On Feb. 22, California Assemblyman Mark Leno, D-San Francisco, filed legislation (Assembly Bill 1147) that would legalize and regulate cultivation of industrial hemp. The California legislature passed a similar measure in 2002, only to have it vetoed by then Gov. Gray Davis. Leno's bill is one of more than 50 seeking to reintroduce industrial hemp a strain of marijuana containing only trace amounts of THC, the main psychoactive ingredient in pot that have been filed since the mid-1990s.
Cultivation of industrial hemp was legal until the 1970s in fact, production was encouraged during World War II when changes to the Controlled Substances Act made continued production untenable. According to a report released last month (titled "Hemp as an Agricultural Commodity") by the Congressional Research Service (an arm of the Library of Congress), the U.S. is the only "developed" nation in which industrial hemp is not already an "established crop." The CRS reported to Congress that more than 30 countries currently grow industrial hemp for commercial production of fiber, seed, and oil, which in turn are made into a variety of consumer products, from carpet and auto parts, to cosmetics and food. Hemp proponents argue that the crop is good for the environment among other benefits, it rejuvenates soil and grows readily without the use of herbicides. Predictably, the crop's main opponent is the Drug Enforcement Administration, which argues that authorizing industrial hemp farming would increase the likelihood of "covert production" of the narcotic form of the drug, which would in turn hinder (ahem) the war on drugs. Industrial hemp production is not illegal per se, the report notes, but is regulated by the DEA, which is tasked with reviewing individual requests to grow the crop and with granting or denying, or ignoring the permits necessary to do so. Indeed, the DEA has only ever granted one permit, to growers in Hawaii, which has expired, and has yet to rule on a 1999 permit request filed by a North Dakota researcher.
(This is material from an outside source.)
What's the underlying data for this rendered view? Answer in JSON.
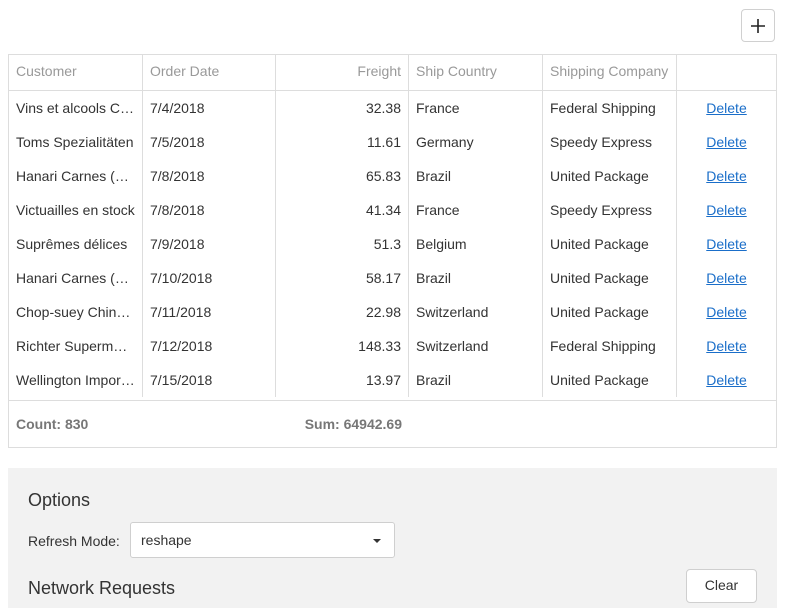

Nonetheless, over the last decade there has been a renewed interest in growing the crop, the CRS reports. Since the mid-Nineties, 14 states have passed laws calling for scientific, economic, or environmental studies of the crop, and several have legalized hemp farming despite the virtual ban, which hinges on the overbroad definition of marijuana under the CSA to keep production at bay. "The statute retains control over all varieties of the Cannabis plant by virtue of including [all strains] under the term 'marijuana' and making no distinction between the low- and high-THC varieties," reads the report. As such, all hemp products sold in the U.S. from clothing to paper to food items must be imported. Although U.S. Department of Agriculture data on importation is sparse, the CRS reports that in 2003, the U.S. imported at least $7 million in hemp products. For more on industrial hemp, see www.votehemp.com.